Hum due to interference is considered a rarity according to classical theory, but in a world full of switching power supplies, some of which are of questionable quality, it is becoming increasingly common. Due to the diminutive signal strength, anything to do with record playback is naturally particularly susceptible. However, cases where asymmetrical interconnects pick up interference from power strips are not unheard of. Fortunately, such problems can be solved very easily: Turntables, phono preamplifiers and the phono cable should be placed as far away as possible from the power amplifier, but also from other devices such as LED lamps. Otherwise, simply sensible cable management is sufficient: mains and small signal cables should be kept as separate from each other as possible, and where they have to come close to each other, they should always cross and not run parallel. With RCA connections in particular, the fault can also lie in the cable itself: As this type of connector, developed in the 1930s, is not standardized, there is always a slight variance in the exact dimensions. In extreme cases, it can happen that the jacket connection makes poor contact with the socket or even no contact at all.

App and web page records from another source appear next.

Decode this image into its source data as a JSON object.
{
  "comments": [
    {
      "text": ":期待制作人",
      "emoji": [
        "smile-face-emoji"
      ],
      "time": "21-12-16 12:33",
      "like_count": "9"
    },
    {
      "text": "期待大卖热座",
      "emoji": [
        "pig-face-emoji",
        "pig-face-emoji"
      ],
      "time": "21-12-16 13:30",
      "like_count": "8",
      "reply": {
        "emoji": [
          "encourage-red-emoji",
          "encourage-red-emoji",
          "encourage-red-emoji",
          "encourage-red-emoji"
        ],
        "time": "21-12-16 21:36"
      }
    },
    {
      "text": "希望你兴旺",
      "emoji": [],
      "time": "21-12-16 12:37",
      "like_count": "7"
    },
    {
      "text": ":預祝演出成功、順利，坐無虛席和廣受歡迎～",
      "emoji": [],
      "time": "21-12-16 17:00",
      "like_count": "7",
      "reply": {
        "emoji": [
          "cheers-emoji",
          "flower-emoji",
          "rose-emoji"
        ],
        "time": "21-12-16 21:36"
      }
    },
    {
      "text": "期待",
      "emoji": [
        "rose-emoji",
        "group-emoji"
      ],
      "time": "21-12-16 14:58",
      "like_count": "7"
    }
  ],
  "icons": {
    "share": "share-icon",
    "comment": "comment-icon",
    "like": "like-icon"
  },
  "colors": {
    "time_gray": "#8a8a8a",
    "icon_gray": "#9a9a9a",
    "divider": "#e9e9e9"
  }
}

With XLR cabling, the problem of interference in small signal transmission can be completely avoided. With this three-pole, balanced connection, it is not the sine waves themselves that are transmitted, but the difference between the positive and negative conductors. As any interferences are absorbed equally by both conductors, they have no influence on the difference – the subsequent circuit therefore never sees them, which is what experts call “common mode rejection”. The decisive factor here is to wire the entire chain completely symmetrically – once an RCA cable has fed interference into a component, it is “read” downstream as part of the signal from this point onwards and passed on by the interference-resistant XLR strips.

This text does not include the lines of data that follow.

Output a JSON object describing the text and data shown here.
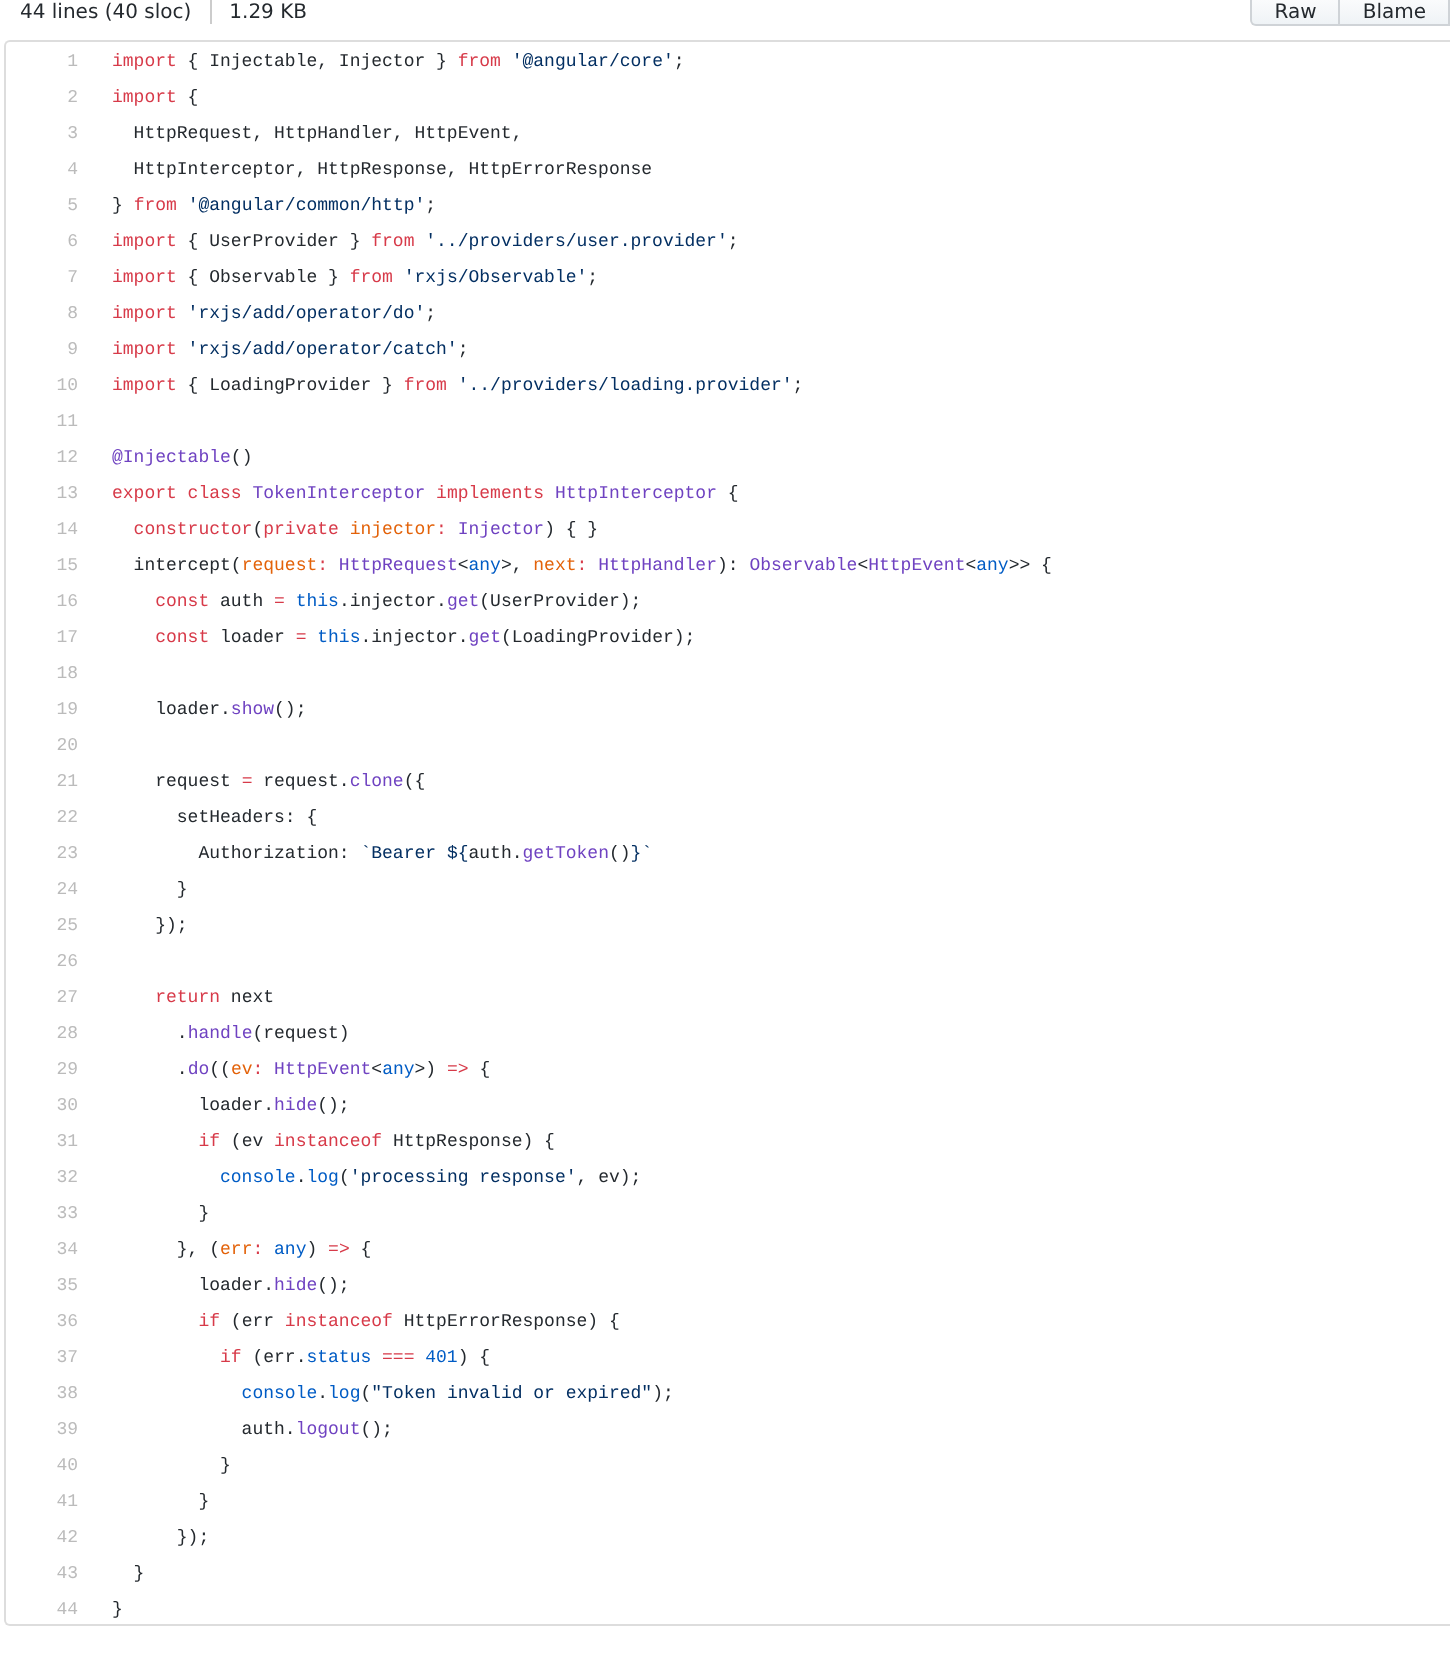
{
  "file_info": {
    "lines": "44 lines (40 sloc)",
    "size": "1.29 KB"
  },
  "actions": [
    "Raw",
    "Blame"
  ],
  "code": [
    {
      "number": "1",
      "tokens": [
        {
          "kind": "kw",
          "text": "import"
        },
        {
          "kind": "t",
          "text": " { Injectable, Injector } "
        },
        {
          "kind": "kw",
          "text": "from"
        },
        {
          "kind": "str",
          "text": " '@angular/core'"
        },
        {
          "kind": "t",
          "text": ";"
        }
      ]
    },
    {
      "number": "2",
      "tokens": [
        {
          "kind": "kw",
          "text": "import"
        },
        {
          "kind": "t",
          "text": " {"
        }
      ]
    },
    {
      "number": "3",
      "tokens": [
        {
          "kind": "t",
          "text": "  HttpRequest, HttpHandler, HttpEvent,"
        }
      ]
    },
    {
      "number": "4",
      "tokens": [
        {
          "kind": "t",
          "text": "  HttpInterceptor, HttpResponse, HttpErrorResponse"
        }
      ]
    },
    {
      "number": "5",
      "tokens": [
        {
          "kind": "t",
          "text": "} "
        },
        {
          "kind": "kw",
          "text": "from"
        },
        {
          "kind": "str",
          "text": " '@angular/common/http'"
        },
        {
          "kind": "t",
          "text": ";"
        }
      ]
    },
    {
      "number": "6",
      "tokens": [
        {
          "kind": "kw",
          "text": "import"
        },
        {
          "kind": "t",
          "text": " { UserProvider } "
        },
        {
          "kind": "kw",
          "text": "from"
        },
        {
          "kind": "str",
          "text": " '../providers/user.provider'"
        },
        {
          "kind": "t",
          "text": ";"
        }
      ]
    },
    {
      "number": "7",
      "tokens": [
        {
          "kind": "kw",
          "text": "import"
        },
        {
          "kind": "t",
          "text": " { Observable } "
        },
        {
          "kind": "kw",
          "text": "from"
        },
        {
          "kind": "str",
          "text": " 'rxjs/Observable'"
        },
        {
          "kind": "t",
          "text": ";"
        }
      ]
    },
    {
      "number": "8",
      "tokens": [
        {
          "kind": "kw",
          "text": "import"
        },
        {
          "kind": "str",
          "text": " 'rxjs/add/operator/do'"
        },
        {
          "kind": "t",
          "text": ";"
        }
      ]
    },
    {
      "number": "9",
      "tokens": [
        {
          "kind": "kw",
          "text": "import"
        },
        {
          "kind": "str",
          "text": " 'rxjs/add/operator/catch'"
        },
        {
          "kind": "t",
          "text": ";"
        }
      ]
    },
    {
      "number": "10",
      "tokens": [
        {
          "kind": "kw",
          "text": "import"
        },
        {
          "kind": "t",
          "text": " { LoadingProvider } "
        },
        {
          "kind": "kw",
          "text": "from"
        },
        {
          "kind": "str",
          "text": " '../providers/loading.provider'"
        },
        {
          "kind": "t",
          "text": ";"
        }
      ]
    },
    {
      "number": "11"
    },
    {
      "number": "12",
      "tokens": [
        {
          "kind": "fn",
          "text": "@Injectable"
        },
        {
          "kind": "t",
          "text": "()"
        }
      ]
    },
    {
      "number": "13",
      "tokens": [
        {
          "kind": "kw",
          "text": "export"
        },
        {
          "kind": "kw",
          "text": " class"
        },
        {
          "kind": "fn",
          "text": " TokenInterceptor"
        },
        {
          "kind": "kw",
          "text": " implements"
        },
        {
          "kind": "fn",
          "text": " HttpInterceptor"
        },
        {
          "kind": "t",
          "text": " {"
        }
      ]
    },
    {
      "number": "14",
      "tokens": [
        {
          "kind": "kw",
          "text": "  constructor"
        },
        {
          "kind": "t",
          "text": "("
        },
        {
          "kind": "kw",
          "text": "private"
        },
        {
          "kind": "p",
          "text": " injector"
        },
        {
          "kind": "kw",
          "text": ":"
        },
        {
          "kind": "fn",
          "text": " Injector"
        },
        {
          "kind": "t",
          "text": ") { }"
        }
      ]
    },
    {
      "number": "15",
      "tokens": [
        {
          "kind": "t",
          "text": "  intercept("
        },
        {
          "kind": "p",
          "text": "request"
        },
        {
          "kind": "kw",
          "text": ":"
        },
        {
          "kind": "fn",
          "text": " HttpRequest"
        },
        {
          "kind": "t",
          "text": "<"
        },
        {
          "kind": "c",
          "text": "any"
        },
        {
          "kind": "t",
          "text": ">, "
        },
        {
          "kind": "p",
          "text": "next"
        },
        {
          "kind": "kw",
          "text": ":"
        },
        {
          "kind": "fn",
          "text": " HttpHandler"
        },
        {
          "kind": "t",
          "text": "): "
        },
        {
          "kind": "fn",
          "text": "Observable"
        },
        {
          "kind": "t",
          "text": "<"
        },
        {
          "kind": "fn",
          "text": "HttpEvent"
        },
        {
          "kind": "t",
          "text": "<"
        },
        {
          "kind": "c",
          "text": "any"
        },
        {
          "kind": "t",
          "text": ">> {"
        }
      ]
    },
    {
      "number": "16",
      "tokens": [
        {
          "kind": "kw",
          "text": "    const"
        },
        {
          "kind": "t",
          "text": " auth "
        },
        {
          "kind": "kw",
          "text": "="
        },
        {
          "kind": "c",
          "text": " this"
        },
        {
          "kind": "t",
          "text": ".injector."
        },
        {
          "kind": "fn",
          "text": "get"
        },
        {
          "kind": "t",
          "text": "(UserProvider);"
        }
      ]
    },
    {
      "number": "17",
      "tokens": [
        {
          "kind": "kw",
          "text": "    const"
        },
        {
          "kind": "t",
          "text": " loader "
        },
        {
          "kind": "kw",
          "text": "="
        },
        {
          "kind": "c",
          "text": " this"
        },
        {
          "kind": "t",
          "text": ".injector."
        },
        {
          "kind": "fn",
          "text": "get"
        },
        {
          "kind": "t",
          "text": "(LoadingProvider);"
        }
      ]
    },
    {
      "number": "18"
    },
    {
      "number": "19",
      "tokens": [
        {
          "kind": "t",
          "text": "    loader."
        },
        {
          "kind": "fn",
          "text": "show"
        },
        {
          "kind": "t",
          "text": "();"
        }
      ]
    },
    {
      "number": "20"
    },
    {
      "number": "21",
      "tokens": [
        {
          "kind": "t",
          "text": "    request "
        },
        {
          "kind": "kw",
          "text": "="
        },
        {
          "kind": "t",
          "text": " request."
        },
        {
          "kind": "fn",
          "text": "clone"
        },
        {
          "kind": "t",
          "text": "({"
        }
      ]
    },
    {
      "number": "22",
      "tokens": [
        {
          "kind": "t",
          "text": "      setHeaders: {"
        }
      ]
    },
    {
      "number": "23",
      "tokens": [
        {
          "kind": "t",
          "text": "        Authorization: "
        },
        {
          "kind": "str",
          "text": "`Bearer ${"
        },
        {
          "kind": "t",
          "text": "auth."
        },
        {
          "kind": "fn",
          "text": "getToken"
        },
        {
          "kind": "t",
          "text": "()"
        },
        {
          "kind": "str",
          "text": "}`"
        }
      ]
    },
    {
      "number": "24",
      "tokens": [
        {
          "kind": "t",
          "text": "      }"
        }
      ]
    },
    {
      "number": "25",
      "tokens": [
        {
          "kind": "t",
          "text": "    });"
        }
      ]
    },
    {
      "number": "26"
    },
    {
      "number": "27",
      "tokens": [
        {
          "kind": "kw",
          "text": "    return"
        },
        {
          "kind": "t",
          "text": " next"
        }
      ]
    },
    {
      "number": "28",
      "tokens": [
        {
          "kind": "t",
          "text": "      ."
        },
        {
          "kind": "fn",
          "text": "handle"
        },
        {
          "kind": "t",
          "text": "(request)"
        }
      ]
    },
    {
      "number": "29",
      "tokens": [
        {
          "kind": "t",
          "text": "      ."
        },
        {
          "kind": "fn",
          "text": "do"
        },
        {
          "kind": "t",
          "text": "(("
        },
        {
          "kind": "p",
          "text": "ev"
        },
        {
          "kind": "kw",
          "text": ":"
        },
        {
          "kind": "fn",
          "text": " HttpEvent"
        },
        {
          "kind": "t",
          "text": "<"
        },
        {
          "kind": "c",
          "text": "any"
        },
        {
          "kind": "t",
          "text": ">) "
        },
        {
          "kind": "kw",
          "text": "=>"
        },
        {
          "kind": "t",
          "text": " {"
        }
      ]
    },
    {
      "number": "30",
      "tokens": [
        {
          "kind": "t",
          "text": "        loader."
        },
        {
          "kind": "fn",
          "text": "hide"
        },
        {
          "kind": "t",
          "text": "();"
        }
      ]
    },
    {
      "number": "31",
      "tokens": [
        {
          "kind": "kw",
          "text": "        if"
        },
        {
          "kind": "t",
          "text": " (ev "
        },
        {
          "kind": "kw",
          "text": "instanceof"
        },
        {
          "kind": "t",
          "text": " HttpResponse) {"
        }
      ]
    },
    {
      "number": "32",
      "tokens": [
        {
          "kind": "c",
          "text": "          console"
        },
        {
          "kind": "t",
          "text": "."
        },
        {
          "kind": "c",
          "text": "log"
        },
        {
          "kind": "t",
          "text": "("
        },
        {
          "kind": "str",
          "text": "'processing response'"
        },
        {
          "kind": "t",
          "text": ", ev);"
        }
      ]
    },
    {
      "number": "33",
      "tokens": [
        {
          "kind": "t",
          "text": "        }"
        }
      ]
    },
    {
      "number": "34",
      "tokens": [
        {
          "kind": "t",
          "text": "      }, ("
        },
        {
          "kind": "p",
          "text": "err"
        },
        {
          "kind": "kw",
          "text": ":"
        },
        {
          "kind": "c",
          "text": " any"
        },
        {
          "kind": "t",
          "text": ") "
        },
        {
          "kind": "kw",
          "text": "=>"
        },
        {
          "kind": "t",
          "text": " {"
        }
      ]
    },
    {
      "number": "35",
      "tokens": [
        {
          "kind": "t",
          "text": "        loader."
        },
        {
          "kind": "fn",
          "text": "hide"
        },
        {
          "kind": "t",
          "text": "();"
        }
      ]
    },
    {
      "number": "36",
      "tokens": [
        {
          "kind": "kw",
          "text": "        if"
        },
        {
          "kind": "t",
          "text": " (err "
        },
        {
          "kind": "kw",
          "text": "instanceof"
        },
        {
          "kind": "t",
          "text": " HttpErrorResponse) {"
        }
      ]
    },
    {
      "number": "37",
      "tokens": [
        {
          "kind": "kw",
          "text": "          if"
        },
        {
          "kind": "t",
          "text": " (err."
        },
        {
          "kind": "c",
          "text": "status"
        },
        {
          "kind": "kw",
          "text": " ==="
        },
        {
          "kind": "c",
          "text": " 401"
        },
        {
          "kind": "t",
          "text": ") {"
        }
      ]
    },
    {
      "number": "38",
      "tokens": [
        {
          "kind": "c",
          "text": "            console"
        },
        {
          "kind": "t",
          "text": "."
        },
        {
          "kind": "c",
          "text": "log"
        },
        {
          "kind": "t",
          "text": "("
        },
        {
          "kind": "str",
          "text": "\"Token invalid or expired\""
        },
        {
          "kind": "t",
          "text": ");"
        }
      ]
    },
    {
      "number": "39",
      "tokens": [
        {
          "kind": "t",
          "text": "            auth."
        },
        {
          "kind": "fn",
          "text": "logout"
        },
        {
          "kind": "t",
          "text": "();"
        }
      ]
    },
    {
      "number": "40",
      "tokens": [
        {
          "kind": "t",
          "text": "          }"
        }
      ]
    },
    {
      "number": "41",
      "tokens": [
        {
          "kind": "t",
          "text": "        }"
        }
      ]
    },
    {
      "number": "42",
      "tokens": [
        {
          "kind": "t",
          "text": "      });"
        }
      ]
    },
    {
      "number": "43",
      "tokens": [
        {
          "kind": "t",
          "text": "  }"
        }
      ]
    },
    {
      "number": "44",
      "tokens": [
        {
          "kind": "t",
          "text": "}"
        }
      ]
    }
  ]
}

Hum and noise can also be eliminated by galvanic isolation. In the digital domain, this can be achieved using optical connections, for example, as these only transmit the signal and not the current.

Interference from Antenna connections is just as common as it is easy to eliminate. Especially where these have been retrofitted in the house, they are usually connected to their own potential and therefore cause hum. A sheath current filter (also called ground loop isolator), which uses capacitors to filter the low-frequency mains current from the signal, is a simple way of dealing with the problem. However, interference is not always so easy to detect. Stefan Rauch can report several cases in which the interference could not be reliably reproduced. In one particularly stubborn case, for example, it turned out that the source of the disturbance was an elevator that fed part of its operating energy back into the power grid through recuperation. However, as this was only ever noticeable whenever the elevator was coming to a halt, so troubleshooting was correspondingly tricky.

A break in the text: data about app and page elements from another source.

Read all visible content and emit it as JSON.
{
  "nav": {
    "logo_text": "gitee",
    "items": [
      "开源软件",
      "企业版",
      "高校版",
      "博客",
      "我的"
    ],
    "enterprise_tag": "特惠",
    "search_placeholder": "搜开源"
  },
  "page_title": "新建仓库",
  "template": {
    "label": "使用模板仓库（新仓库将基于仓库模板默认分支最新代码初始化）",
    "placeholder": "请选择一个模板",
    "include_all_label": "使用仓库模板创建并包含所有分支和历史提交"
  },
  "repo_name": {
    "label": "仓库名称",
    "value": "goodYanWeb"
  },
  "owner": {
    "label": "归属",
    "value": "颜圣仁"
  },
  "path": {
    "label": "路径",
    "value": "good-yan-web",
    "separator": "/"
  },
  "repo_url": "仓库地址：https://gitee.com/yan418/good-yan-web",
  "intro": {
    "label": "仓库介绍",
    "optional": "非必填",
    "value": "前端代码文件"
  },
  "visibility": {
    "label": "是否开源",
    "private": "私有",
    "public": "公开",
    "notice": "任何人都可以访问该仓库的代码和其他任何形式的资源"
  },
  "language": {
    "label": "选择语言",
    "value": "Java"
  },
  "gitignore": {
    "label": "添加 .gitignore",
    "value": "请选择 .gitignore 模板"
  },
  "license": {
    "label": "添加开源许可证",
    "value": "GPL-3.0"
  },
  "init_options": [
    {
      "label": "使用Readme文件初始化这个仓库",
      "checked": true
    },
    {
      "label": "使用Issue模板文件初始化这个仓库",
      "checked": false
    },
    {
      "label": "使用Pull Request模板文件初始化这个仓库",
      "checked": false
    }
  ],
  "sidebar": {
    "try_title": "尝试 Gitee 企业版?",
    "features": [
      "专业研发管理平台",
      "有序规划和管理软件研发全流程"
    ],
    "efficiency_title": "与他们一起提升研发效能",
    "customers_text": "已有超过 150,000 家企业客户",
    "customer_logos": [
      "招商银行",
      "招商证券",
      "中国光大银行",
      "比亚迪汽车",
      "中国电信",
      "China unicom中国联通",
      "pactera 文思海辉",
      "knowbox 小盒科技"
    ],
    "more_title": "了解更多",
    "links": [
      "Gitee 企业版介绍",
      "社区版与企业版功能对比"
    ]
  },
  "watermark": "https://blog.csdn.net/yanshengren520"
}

Mains Filters – a Panacea?

Mains power conditioning is rightly becoming an increasingly important topic in the hi-fi sector – but before investing three or four figures at random and hoping for improvement, it is definitely advisable to first eliminate the obvious sources of error as far as possible. From this basis, power conditioners can bring about further improvements and you can then be sure that you are really extracting the full sonic potential from your system.

And while we’re on the subject of hum and power conditioning, grounding solutions, such as those offered by Shunyata Research or Puritan Audio, should not go unmentioned.

Hum - unwanted bass output

Interestingly, such systems can actually achieve improvements even if there is no audible hum in the system – the mains frequency is almost always hidden somewhere in the noise floor and reduces the resolution and plasticity of the reproduction without being actively perceptible. But again, ideally, earthing systems should only be used once such a relatively hum-free state has been achieved – as an optional last mile on the way to the best possible sound.

Special thanks to Stefan Rauch and Axel Grüning from Rauch und Schall.


The stated retail price of the reviewed device is valid as of the time of the review and is subject to change.